- **WHAT TO DO**
Whenever a line in this data holds the word "amount", report that line in full.

Dataset rows for apps and sites:
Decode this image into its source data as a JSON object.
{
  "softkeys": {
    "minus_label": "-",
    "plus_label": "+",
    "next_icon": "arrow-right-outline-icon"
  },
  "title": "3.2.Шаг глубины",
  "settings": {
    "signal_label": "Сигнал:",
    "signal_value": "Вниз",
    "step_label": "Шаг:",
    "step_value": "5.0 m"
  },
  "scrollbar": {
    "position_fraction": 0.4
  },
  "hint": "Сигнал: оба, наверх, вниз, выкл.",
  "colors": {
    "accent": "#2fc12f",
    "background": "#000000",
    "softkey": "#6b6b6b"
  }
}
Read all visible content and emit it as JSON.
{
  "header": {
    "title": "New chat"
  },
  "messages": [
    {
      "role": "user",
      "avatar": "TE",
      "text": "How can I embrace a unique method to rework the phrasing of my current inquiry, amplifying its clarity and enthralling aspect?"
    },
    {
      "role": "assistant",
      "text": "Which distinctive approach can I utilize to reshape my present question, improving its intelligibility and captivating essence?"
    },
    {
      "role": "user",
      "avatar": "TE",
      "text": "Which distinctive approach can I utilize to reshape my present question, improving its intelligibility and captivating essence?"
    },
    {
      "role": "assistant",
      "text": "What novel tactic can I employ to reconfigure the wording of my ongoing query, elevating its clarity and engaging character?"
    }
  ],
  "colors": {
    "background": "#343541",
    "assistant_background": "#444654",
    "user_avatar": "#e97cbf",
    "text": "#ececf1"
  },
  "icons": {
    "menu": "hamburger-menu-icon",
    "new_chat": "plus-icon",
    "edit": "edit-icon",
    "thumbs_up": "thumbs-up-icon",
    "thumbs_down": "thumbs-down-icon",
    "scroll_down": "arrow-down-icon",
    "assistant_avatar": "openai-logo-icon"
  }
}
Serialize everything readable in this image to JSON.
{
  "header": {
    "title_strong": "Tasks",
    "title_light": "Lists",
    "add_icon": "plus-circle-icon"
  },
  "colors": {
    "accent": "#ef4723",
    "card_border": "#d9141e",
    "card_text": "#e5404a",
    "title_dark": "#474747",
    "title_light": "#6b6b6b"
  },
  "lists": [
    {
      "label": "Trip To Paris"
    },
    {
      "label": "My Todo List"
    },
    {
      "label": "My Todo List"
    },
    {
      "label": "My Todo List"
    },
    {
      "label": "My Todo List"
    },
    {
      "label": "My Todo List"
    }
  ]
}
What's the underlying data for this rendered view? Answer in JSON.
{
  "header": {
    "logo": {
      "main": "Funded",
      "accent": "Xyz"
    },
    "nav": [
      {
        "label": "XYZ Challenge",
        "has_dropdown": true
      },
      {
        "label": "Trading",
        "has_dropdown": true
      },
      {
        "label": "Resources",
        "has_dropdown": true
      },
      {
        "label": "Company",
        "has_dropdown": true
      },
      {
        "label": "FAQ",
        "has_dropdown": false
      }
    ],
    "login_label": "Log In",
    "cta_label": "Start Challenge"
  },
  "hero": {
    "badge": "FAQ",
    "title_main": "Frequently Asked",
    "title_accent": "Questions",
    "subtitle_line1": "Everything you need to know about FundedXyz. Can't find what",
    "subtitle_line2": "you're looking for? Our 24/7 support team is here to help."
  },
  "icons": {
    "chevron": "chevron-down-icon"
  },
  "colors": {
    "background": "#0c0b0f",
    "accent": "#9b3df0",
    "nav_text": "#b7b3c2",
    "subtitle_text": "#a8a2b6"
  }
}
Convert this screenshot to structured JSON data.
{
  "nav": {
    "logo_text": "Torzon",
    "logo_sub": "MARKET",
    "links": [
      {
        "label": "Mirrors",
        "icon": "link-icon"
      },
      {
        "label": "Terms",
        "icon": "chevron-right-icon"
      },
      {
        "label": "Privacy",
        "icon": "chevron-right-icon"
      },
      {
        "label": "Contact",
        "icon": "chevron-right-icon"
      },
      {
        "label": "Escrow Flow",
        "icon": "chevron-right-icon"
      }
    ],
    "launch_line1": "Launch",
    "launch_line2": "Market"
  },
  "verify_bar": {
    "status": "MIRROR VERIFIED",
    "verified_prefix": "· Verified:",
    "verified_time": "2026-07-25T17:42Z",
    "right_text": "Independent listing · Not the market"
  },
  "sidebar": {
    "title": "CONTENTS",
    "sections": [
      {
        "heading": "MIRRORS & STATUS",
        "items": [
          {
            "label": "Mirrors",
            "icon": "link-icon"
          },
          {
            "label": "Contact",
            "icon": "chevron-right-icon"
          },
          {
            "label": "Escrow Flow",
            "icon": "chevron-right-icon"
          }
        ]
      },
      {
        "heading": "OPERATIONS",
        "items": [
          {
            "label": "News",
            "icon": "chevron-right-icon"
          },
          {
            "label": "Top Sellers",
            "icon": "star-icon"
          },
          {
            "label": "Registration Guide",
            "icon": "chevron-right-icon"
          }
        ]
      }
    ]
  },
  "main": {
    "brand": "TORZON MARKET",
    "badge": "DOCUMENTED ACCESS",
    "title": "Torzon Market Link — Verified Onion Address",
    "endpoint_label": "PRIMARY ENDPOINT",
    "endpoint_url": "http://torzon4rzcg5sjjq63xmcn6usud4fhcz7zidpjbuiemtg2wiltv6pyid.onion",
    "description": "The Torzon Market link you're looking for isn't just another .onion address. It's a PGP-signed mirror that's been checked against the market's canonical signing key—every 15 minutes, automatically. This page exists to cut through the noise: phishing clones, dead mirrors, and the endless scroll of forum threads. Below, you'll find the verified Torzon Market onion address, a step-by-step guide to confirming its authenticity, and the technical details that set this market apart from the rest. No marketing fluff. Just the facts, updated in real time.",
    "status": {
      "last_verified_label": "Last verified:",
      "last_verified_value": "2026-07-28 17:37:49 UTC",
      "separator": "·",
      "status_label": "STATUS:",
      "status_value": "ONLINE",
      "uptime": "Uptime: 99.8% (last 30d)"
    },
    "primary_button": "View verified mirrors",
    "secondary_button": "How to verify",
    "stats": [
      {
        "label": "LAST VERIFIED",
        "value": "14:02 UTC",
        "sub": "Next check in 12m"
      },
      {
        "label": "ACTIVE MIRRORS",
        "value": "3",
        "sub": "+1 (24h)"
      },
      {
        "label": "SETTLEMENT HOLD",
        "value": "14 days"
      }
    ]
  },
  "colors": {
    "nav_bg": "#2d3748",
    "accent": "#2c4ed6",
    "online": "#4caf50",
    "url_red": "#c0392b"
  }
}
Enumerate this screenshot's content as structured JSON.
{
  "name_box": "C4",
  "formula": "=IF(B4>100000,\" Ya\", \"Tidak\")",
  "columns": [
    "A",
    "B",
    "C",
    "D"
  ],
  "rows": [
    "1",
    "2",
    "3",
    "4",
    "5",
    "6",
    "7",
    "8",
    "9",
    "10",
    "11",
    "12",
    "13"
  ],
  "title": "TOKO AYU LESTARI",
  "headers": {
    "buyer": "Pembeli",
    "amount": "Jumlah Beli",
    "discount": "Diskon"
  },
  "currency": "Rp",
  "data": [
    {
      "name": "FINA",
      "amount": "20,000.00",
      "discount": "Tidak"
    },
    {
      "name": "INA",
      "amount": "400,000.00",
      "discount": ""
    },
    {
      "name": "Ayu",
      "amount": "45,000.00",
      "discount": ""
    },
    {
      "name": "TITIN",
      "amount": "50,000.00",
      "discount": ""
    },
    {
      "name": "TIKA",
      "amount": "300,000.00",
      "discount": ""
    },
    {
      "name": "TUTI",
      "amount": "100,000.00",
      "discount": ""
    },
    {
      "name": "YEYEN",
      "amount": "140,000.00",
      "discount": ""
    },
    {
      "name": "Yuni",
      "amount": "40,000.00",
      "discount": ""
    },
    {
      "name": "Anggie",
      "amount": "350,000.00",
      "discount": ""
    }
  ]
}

- **EXERCISE RESULT**
    "amount": "Jumlah Beli",
      "amount": "20,000.00",
      "amount": "400,000.00",
      "amount": "45,000.00",
      "amount": "50,000.00",
      "amount": "300,000.00",
      "amount": "100,000.00",
      "amount": "140,000.00",
      "amount": "40,000.00",
      "amount": "350,000.00",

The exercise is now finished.